Bea Satz always made her appearance with some fanfare, always with a gasp then a throaty purr—“Michael!”—then a brisk walk across the room for a hug around my waist; Bea Satz was much smaller than me. She favored long, ribbed turtleneck sweaters, stretch slacks, and medallion necklaces, all of them gold, some of them jeweled. A clap of her hands would always precede her next words. “Let’s get started.” She would lead me to the piano, and sometimes pat the bench next to her, an invitation for me to sit, after she had taken me through the warm up exercises, when we were going over new material. All of the music she recommended belonged to a different era, songs that usually evoked lovers with bow-shaped lips, lacquered bobs, and the “gay old days of yore.” I had no opinion on what was appropriate for me. I was a dry sponge soaking up everything in that room.
I was always busy with lessons, rehearsals, and performances. For my parents, there was the strain of driving, and trying to accommodate my scheduling. Finances had eased up when both my parents started working, but their poverty mentality was a deep immersion, not easily shaken off by any of us. I remember sitting in the back seat of the car with both my parents up front, on my way to a rehearsal, and my father complaining that I was “becoming a twenty dollar a day kid.” I resented his tab keeping. I got a job as soon as I was able, first babysitting, then, the day I turned sixteen, at a grocery store. I started thumbing rides to rehearsals from the new friends I was making. The music directors and accompanists and directors were always older, and usually happy to give me a lift. It was like snipping two more cords that tied me to the house.

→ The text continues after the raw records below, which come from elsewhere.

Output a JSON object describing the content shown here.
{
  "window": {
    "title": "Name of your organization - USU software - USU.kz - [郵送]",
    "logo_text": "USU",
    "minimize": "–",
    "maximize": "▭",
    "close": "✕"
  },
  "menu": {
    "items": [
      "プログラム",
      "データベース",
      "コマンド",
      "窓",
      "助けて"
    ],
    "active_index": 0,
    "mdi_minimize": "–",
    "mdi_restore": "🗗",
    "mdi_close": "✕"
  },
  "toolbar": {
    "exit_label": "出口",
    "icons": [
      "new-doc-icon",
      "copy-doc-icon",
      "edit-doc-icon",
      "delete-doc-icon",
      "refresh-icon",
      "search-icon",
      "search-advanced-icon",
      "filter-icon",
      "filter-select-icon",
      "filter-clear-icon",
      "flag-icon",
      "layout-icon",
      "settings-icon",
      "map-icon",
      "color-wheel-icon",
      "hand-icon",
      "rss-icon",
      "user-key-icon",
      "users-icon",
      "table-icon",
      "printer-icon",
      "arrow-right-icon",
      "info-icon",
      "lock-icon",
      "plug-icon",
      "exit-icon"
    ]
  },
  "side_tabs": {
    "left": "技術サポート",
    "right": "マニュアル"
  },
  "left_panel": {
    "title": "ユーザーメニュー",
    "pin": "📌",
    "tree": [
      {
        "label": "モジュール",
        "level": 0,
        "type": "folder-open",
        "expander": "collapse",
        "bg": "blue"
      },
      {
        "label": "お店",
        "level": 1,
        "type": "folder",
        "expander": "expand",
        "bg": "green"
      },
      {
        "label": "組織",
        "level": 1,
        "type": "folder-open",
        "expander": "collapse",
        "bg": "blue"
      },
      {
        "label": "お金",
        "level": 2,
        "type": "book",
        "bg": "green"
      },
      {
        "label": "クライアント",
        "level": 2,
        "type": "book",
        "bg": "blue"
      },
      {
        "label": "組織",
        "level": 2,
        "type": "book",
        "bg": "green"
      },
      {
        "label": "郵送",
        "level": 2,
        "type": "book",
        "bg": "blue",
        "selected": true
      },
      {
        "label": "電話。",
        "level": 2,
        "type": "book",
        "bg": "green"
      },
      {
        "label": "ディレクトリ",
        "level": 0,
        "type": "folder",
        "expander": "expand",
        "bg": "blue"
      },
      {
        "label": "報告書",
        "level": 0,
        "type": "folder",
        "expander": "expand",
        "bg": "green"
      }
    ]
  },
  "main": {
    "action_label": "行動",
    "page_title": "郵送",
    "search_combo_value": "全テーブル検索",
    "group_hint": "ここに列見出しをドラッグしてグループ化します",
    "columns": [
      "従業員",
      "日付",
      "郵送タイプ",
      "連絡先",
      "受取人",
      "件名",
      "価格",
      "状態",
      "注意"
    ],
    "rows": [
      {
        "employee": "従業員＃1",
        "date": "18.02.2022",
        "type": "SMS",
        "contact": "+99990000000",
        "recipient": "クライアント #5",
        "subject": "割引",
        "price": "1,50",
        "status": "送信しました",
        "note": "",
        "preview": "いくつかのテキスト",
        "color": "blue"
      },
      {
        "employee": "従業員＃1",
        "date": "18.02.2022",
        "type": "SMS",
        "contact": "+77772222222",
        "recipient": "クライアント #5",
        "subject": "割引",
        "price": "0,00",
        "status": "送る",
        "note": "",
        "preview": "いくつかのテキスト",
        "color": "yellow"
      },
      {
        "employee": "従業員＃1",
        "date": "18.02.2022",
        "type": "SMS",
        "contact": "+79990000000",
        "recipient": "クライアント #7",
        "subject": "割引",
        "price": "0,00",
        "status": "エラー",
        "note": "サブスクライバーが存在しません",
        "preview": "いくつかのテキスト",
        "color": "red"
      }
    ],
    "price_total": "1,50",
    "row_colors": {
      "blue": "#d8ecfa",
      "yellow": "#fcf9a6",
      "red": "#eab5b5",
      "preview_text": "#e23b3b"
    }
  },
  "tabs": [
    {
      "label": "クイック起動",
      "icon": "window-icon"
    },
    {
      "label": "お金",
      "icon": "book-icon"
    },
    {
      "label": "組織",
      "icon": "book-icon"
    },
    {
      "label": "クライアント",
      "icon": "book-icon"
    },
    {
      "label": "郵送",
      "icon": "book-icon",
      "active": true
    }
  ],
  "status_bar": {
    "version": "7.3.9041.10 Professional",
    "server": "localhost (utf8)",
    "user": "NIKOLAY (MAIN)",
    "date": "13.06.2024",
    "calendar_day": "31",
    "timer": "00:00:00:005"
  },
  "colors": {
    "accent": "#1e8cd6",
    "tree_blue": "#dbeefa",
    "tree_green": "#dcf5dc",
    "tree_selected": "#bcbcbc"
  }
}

Michael Quinn is working on a memoir. He would like to thank Joyce Johnson, his spirit animal Lynda Barry, and his writing group, The Trixies, for helping him find his way in the dark.